>>>

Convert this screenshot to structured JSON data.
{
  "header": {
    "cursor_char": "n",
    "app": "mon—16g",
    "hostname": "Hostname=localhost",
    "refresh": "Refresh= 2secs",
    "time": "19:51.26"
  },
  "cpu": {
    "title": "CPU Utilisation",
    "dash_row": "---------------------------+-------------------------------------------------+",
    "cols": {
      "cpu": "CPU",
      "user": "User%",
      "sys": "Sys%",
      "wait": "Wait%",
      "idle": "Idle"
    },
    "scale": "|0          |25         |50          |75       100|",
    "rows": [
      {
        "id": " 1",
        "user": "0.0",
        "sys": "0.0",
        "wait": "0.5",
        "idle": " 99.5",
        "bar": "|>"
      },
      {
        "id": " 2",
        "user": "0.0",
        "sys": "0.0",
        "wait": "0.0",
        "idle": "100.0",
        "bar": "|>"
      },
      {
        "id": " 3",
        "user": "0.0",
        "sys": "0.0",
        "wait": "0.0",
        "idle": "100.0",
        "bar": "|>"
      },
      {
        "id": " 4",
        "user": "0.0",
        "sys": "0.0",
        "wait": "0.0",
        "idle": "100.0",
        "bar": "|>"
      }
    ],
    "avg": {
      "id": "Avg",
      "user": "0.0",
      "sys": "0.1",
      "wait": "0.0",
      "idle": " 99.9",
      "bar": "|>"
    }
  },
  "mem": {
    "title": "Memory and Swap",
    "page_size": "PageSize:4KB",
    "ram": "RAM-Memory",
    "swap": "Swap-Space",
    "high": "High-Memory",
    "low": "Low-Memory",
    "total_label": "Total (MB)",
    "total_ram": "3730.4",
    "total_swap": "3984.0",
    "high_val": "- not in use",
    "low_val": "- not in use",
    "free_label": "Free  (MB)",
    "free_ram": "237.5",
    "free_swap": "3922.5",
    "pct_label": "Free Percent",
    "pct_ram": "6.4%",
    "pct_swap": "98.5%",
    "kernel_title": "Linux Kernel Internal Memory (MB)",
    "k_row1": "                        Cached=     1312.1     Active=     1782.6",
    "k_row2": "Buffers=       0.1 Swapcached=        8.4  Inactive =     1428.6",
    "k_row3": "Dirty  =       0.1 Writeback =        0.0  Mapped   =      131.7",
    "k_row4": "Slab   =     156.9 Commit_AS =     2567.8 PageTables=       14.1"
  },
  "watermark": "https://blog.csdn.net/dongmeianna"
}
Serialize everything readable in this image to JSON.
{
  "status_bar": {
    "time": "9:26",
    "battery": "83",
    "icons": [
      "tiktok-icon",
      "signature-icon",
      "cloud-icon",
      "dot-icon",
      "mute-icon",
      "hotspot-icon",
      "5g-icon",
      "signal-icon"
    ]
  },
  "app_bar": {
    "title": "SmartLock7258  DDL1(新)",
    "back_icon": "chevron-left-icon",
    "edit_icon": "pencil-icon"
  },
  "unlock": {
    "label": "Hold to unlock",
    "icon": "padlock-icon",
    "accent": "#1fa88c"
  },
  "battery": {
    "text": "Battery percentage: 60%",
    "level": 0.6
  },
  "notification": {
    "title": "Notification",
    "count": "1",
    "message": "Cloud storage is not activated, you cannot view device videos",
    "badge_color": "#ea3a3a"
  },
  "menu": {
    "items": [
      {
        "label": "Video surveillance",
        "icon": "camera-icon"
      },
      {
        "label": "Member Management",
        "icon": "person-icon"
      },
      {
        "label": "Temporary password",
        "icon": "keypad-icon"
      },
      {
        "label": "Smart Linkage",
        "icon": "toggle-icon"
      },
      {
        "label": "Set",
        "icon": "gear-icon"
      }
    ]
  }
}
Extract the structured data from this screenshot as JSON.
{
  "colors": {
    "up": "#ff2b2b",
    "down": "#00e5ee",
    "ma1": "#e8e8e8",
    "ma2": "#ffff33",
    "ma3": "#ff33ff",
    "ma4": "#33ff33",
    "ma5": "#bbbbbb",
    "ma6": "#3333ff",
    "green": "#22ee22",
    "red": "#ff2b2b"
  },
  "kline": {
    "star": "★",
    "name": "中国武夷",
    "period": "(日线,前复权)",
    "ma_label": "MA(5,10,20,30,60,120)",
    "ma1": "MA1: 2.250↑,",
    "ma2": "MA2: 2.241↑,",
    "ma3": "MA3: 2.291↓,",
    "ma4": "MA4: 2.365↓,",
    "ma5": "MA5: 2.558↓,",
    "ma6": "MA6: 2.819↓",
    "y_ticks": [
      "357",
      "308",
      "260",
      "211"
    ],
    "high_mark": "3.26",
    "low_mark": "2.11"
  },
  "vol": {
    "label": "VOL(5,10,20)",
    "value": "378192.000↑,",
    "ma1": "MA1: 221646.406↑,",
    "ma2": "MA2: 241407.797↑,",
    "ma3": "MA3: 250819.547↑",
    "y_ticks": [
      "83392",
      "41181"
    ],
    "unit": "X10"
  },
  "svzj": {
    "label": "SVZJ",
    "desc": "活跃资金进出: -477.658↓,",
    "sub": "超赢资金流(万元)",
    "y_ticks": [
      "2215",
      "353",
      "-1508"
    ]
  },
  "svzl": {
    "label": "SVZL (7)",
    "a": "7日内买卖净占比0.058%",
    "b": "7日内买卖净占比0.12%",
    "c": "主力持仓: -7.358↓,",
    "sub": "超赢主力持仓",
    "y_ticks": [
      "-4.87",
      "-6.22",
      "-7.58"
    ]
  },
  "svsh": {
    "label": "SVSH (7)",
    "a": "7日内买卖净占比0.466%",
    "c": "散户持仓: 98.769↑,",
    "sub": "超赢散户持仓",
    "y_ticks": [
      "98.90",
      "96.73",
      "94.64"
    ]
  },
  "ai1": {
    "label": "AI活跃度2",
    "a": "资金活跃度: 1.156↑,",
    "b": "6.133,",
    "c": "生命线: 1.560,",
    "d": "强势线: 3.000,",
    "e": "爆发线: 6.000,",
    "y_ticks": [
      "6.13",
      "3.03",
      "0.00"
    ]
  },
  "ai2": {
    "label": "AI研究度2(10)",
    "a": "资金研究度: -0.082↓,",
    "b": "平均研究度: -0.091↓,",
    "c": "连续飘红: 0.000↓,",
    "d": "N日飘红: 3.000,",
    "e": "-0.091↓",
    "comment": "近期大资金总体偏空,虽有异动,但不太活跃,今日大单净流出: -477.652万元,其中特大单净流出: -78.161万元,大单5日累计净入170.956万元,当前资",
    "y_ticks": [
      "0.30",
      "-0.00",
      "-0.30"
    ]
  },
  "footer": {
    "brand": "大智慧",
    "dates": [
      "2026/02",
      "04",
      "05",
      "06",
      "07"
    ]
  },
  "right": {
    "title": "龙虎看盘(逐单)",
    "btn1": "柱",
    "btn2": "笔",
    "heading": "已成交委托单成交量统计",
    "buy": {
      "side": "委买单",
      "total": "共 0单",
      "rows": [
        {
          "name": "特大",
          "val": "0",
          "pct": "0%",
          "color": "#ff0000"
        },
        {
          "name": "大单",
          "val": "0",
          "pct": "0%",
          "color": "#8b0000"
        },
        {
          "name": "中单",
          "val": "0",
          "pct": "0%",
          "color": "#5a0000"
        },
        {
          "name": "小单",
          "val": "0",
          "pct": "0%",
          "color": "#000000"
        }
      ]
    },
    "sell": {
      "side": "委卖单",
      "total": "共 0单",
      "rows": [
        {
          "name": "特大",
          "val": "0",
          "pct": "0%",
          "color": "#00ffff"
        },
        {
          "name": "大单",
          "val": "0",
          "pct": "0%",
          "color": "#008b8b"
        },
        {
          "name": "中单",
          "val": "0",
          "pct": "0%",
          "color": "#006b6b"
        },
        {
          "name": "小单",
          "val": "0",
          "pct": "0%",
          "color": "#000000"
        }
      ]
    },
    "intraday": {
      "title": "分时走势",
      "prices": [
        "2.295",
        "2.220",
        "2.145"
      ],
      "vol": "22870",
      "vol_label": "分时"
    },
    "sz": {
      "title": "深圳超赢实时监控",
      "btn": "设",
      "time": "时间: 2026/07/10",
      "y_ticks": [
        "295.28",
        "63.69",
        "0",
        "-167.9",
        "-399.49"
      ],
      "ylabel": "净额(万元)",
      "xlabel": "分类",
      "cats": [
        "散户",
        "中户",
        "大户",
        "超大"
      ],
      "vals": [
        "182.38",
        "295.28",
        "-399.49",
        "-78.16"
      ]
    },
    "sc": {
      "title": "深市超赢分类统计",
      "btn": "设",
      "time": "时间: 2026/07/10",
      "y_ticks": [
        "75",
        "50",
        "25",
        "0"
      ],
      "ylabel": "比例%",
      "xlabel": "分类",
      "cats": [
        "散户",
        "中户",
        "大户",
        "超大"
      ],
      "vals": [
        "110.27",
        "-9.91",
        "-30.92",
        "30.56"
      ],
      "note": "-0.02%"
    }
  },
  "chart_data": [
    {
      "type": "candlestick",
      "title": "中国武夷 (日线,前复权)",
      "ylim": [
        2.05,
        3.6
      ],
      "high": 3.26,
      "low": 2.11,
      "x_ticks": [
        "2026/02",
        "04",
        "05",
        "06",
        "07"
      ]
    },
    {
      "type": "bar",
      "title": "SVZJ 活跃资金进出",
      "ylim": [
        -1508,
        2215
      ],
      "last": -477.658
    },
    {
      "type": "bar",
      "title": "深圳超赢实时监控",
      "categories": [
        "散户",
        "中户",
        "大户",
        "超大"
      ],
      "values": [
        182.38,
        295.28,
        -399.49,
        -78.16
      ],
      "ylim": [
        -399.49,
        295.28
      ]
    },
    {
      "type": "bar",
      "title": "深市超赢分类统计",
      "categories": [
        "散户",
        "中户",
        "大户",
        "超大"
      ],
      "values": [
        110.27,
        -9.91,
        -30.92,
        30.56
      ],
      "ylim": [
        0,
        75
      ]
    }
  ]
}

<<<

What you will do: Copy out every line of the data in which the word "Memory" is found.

Answer space:
    "title": "Memory and Swap",
    "ram": "RAM-Memory",
    "high": "High-Memory",
    "low": "Low-Memory",
    "kernel_title": "Linux Kernel Internal Memory (MB)",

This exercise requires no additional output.